The Quickest Way Down Off The Bank
Geranium x oxonianum f. thurstonianum
Thriving in the dappled shade of the woodland path.
Gradually the bank alongside the 84 steps is emerging from the weeds. But it’s hard going. Not least because the soil here is so loose and after recent rains, slippery. Earlier this week I had the garden fork perfectly positioned under a clump of those wretched Spanish bluebells when, just as I’d applied all my weight to the task, something gave way. The gardener was propelled backwards and gravity took over. It must have been quite the pirouette.. the gardener somehow turned in the air 180 degrees because when she smashed into the handrail alongside the steps it was ribs first. Is this more painful than back end first? I don’t know. But until we have comparative evidence, which surely can only be a matter of time, I’m going with the ribs.
Mike was quickly on the scene. (As was I the day before when he dropped a one inch thick slab of slate on his big toe.) Having established, probably on account of the cussing, that the gardener’s lungs were still fully functional he gave the handrail a hard shake. It moved. Quite a lot. “Looks like I’ll have to put another buttress on that now..” Sigh.
Iris ‘Gerald Darby’ with Rose ‘The Lark Ascending’
But my goodness this restoration job is tough. Even more so when the gardener has a birthday looming with a nought at the end of it. Which maybe wouldn’t be so bad if it weren’t for the fact that the number in front of the nought is alarmingly high. And so, once again consigned to light duties, I can offer you a post. And as it’s Bloom Day, let’s have some blooms.
The terraces are starting to take on some summer colour
Peony ‘Bowl of Beauty’
Rose ‘Jude The Obscure’
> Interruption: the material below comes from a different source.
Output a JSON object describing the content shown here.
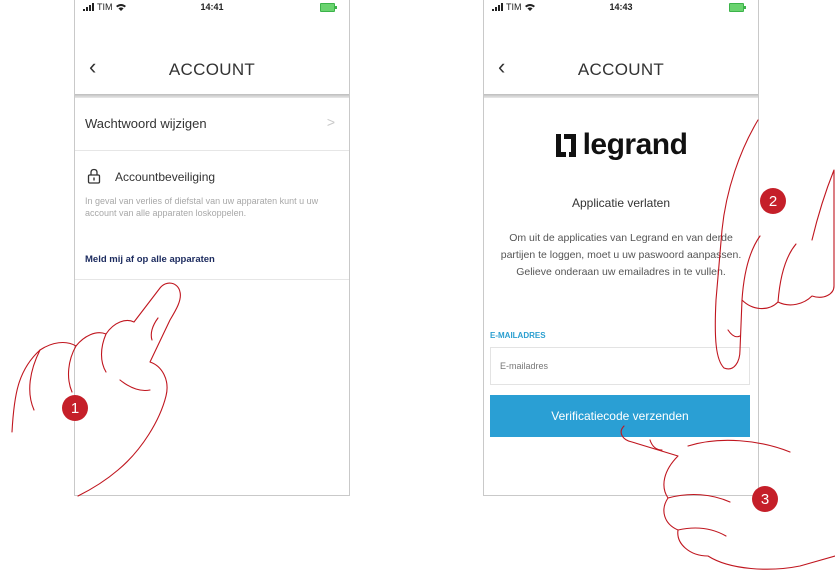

And rose season is well underway. I do wish you could smell this one. It’s probably the most potent rose I have.
Philadelphus ‘Belle Etoile’
Another knock out shrub for scent
The weather has continued to be mixed for June. Some lovely warm days this week but preceded by strong wind and rain. My poor chives have been blown horizontal, the blooms collapsed into the marjoram below. It’s created a heap of fluffy purple balls, an effect which I actually rather like.
The bees aren’t complaining either. The flowers are absolutely covered in them.
Cornus kousa ‘Wieting’s Select’
It’s cornus time again. I’ve photographed this tree so many times before (according to the record this is picture no. 13). But I just can’t keep the camera away from it. Could it be my very favourite?
Cornus kousa ‘Satomi’
Possibly not. This image is no. 19 of ‘Satomi’. Underplanted with Geranium ‘Rozanne’.
Brodiaea laxa ‘Queen Fabiola’
I love this little inherited geranium, here against a backdrop of Alchemilla mollis. It secretes itself happily through the border, growing no taller than 5-6 inches and never getting straggly. I’ve no idea which one it is though. Any ideas?
Alchemilla mollis, doing what it does best after this morning’s rain.
And finally. The echinacea munched by the bunnies has been dug up and entered into intensive care. She is responding well and has produced two new leaves. With luck she can be released back into the wild in the fullness of time. Suitably clad in chicken wire, of course.
Geum ‘Totally Tangerine’
Isn’t summer wonderful?
Linking to Garden Bloggers’ Bloom Day at May Dreams Gardens (here) where you will find many other June bloomers from around the world.